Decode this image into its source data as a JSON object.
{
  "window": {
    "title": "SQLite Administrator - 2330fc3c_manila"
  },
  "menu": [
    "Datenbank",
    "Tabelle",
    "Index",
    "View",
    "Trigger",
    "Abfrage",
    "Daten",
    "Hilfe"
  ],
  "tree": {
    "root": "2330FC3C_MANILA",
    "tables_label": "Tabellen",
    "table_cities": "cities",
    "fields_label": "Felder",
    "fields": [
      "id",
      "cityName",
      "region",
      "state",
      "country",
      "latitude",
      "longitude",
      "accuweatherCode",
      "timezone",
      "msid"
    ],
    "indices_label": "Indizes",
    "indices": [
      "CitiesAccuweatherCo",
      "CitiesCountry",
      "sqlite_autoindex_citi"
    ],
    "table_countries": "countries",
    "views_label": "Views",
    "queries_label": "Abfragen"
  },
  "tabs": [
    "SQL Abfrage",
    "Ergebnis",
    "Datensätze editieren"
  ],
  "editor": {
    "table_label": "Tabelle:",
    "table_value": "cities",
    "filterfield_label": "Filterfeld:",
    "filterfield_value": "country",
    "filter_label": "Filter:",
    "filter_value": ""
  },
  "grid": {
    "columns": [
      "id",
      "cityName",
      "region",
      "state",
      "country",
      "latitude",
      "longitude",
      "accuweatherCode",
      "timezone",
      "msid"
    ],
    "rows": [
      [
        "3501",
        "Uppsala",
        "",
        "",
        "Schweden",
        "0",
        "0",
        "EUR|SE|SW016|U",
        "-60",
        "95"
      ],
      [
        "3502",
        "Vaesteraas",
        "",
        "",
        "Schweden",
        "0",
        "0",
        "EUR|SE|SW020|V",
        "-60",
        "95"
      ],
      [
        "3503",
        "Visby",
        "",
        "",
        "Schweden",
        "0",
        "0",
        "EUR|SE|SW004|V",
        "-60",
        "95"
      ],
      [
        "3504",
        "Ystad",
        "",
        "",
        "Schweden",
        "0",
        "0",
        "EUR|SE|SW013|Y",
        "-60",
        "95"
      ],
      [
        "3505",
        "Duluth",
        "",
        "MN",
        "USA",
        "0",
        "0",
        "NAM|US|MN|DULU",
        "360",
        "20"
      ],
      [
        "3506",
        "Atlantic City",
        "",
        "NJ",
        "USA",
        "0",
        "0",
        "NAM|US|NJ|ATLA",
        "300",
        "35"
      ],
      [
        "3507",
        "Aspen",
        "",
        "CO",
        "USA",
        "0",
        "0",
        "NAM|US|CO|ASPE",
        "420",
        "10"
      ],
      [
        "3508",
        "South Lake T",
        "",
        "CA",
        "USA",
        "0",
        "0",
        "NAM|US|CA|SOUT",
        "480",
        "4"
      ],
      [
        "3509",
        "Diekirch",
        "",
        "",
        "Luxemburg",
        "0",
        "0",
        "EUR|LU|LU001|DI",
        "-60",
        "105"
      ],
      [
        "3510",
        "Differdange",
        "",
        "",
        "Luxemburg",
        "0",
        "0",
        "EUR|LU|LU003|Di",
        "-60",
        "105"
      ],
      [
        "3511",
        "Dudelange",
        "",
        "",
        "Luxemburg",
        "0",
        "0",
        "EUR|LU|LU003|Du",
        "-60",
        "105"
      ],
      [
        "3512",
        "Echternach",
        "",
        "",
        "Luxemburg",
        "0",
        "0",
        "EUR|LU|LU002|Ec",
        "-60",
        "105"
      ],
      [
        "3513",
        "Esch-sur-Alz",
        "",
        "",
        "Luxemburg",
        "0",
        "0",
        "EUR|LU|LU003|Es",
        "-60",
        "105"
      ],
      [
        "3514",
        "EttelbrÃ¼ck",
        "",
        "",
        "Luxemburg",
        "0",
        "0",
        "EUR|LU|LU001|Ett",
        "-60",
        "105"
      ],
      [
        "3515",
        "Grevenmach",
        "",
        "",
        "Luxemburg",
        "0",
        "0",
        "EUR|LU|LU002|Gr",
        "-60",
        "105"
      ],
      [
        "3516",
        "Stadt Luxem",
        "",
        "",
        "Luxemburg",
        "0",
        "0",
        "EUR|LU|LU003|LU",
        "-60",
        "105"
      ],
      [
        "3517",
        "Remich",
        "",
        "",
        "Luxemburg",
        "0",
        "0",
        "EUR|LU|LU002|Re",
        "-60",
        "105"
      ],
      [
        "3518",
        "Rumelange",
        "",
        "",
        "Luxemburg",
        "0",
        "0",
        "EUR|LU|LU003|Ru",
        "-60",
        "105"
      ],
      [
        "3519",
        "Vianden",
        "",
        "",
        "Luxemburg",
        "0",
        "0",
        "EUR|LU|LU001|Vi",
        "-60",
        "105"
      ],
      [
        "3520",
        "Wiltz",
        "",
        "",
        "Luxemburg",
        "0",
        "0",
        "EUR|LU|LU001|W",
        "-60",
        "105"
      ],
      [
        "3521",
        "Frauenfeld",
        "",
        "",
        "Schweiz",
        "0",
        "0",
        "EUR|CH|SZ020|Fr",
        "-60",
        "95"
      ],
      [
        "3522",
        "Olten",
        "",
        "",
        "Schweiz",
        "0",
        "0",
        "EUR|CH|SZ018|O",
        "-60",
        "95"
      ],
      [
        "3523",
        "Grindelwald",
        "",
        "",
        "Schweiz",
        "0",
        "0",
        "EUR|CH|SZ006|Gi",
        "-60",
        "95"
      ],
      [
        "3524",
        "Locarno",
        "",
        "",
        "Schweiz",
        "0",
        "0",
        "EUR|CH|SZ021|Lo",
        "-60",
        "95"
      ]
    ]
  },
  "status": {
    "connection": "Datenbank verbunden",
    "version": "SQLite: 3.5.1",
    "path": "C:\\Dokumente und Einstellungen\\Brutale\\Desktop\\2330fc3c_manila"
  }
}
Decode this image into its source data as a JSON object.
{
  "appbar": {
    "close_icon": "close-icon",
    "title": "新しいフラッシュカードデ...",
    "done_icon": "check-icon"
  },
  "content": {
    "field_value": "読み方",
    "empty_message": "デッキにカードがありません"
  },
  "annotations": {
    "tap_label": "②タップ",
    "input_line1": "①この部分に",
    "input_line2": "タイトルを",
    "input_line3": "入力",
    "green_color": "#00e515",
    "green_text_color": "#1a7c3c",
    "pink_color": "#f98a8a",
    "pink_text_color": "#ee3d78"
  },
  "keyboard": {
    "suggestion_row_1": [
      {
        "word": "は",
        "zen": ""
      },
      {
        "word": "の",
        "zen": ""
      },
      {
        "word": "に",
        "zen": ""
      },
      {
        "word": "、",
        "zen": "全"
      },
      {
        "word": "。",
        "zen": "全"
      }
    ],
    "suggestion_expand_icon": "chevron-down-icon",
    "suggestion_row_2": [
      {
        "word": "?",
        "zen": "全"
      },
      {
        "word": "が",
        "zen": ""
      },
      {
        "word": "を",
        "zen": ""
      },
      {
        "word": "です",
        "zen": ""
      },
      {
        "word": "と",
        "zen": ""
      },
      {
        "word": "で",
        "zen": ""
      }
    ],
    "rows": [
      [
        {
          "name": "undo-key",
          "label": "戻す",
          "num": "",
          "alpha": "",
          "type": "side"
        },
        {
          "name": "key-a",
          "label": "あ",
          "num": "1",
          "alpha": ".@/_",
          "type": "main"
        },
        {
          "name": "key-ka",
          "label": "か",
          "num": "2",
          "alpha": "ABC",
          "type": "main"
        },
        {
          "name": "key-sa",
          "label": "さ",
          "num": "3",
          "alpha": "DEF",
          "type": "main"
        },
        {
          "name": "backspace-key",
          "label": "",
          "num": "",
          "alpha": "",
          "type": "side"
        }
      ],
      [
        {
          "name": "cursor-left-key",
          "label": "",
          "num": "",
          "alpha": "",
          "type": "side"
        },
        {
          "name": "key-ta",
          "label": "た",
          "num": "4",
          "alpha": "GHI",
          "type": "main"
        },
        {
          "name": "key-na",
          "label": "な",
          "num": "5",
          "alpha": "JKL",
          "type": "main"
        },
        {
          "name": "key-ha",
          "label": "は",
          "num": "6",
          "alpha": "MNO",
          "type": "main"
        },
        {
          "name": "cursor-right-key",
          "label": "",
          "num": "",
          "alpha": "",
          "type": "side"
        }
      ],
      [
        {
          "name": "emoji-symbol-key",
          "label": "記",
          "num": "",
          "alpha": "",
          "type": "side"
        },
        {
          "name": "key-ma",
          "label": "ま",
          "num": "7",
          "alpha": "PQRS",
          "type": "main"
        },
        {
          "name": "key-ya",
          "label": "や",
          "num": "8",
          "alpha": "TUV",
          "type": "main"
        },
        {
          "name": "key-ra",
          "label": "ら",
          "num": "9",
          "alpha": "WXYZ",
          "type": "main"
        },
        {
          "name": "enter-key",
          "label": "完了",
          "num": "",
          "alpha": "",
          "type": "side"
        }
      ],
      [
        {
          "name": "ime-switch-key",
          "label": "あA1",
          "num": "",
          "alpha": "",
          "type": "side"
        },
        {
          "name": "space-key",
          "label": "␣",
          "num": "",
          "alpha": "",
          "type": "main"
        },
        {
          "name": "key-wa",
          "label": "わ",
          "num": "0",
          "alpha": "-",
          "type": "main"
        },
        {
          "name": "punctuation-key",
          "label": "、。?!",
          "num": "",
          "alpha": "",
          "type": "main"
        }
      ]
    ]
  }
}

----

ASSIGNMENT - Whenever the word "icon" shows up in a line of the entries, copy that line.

TASK ANSWER -
    "close_icon": "close-icon",
    "done_icon": "check-icon"
    "suggestion_expand_icon": "chevron-down-icon",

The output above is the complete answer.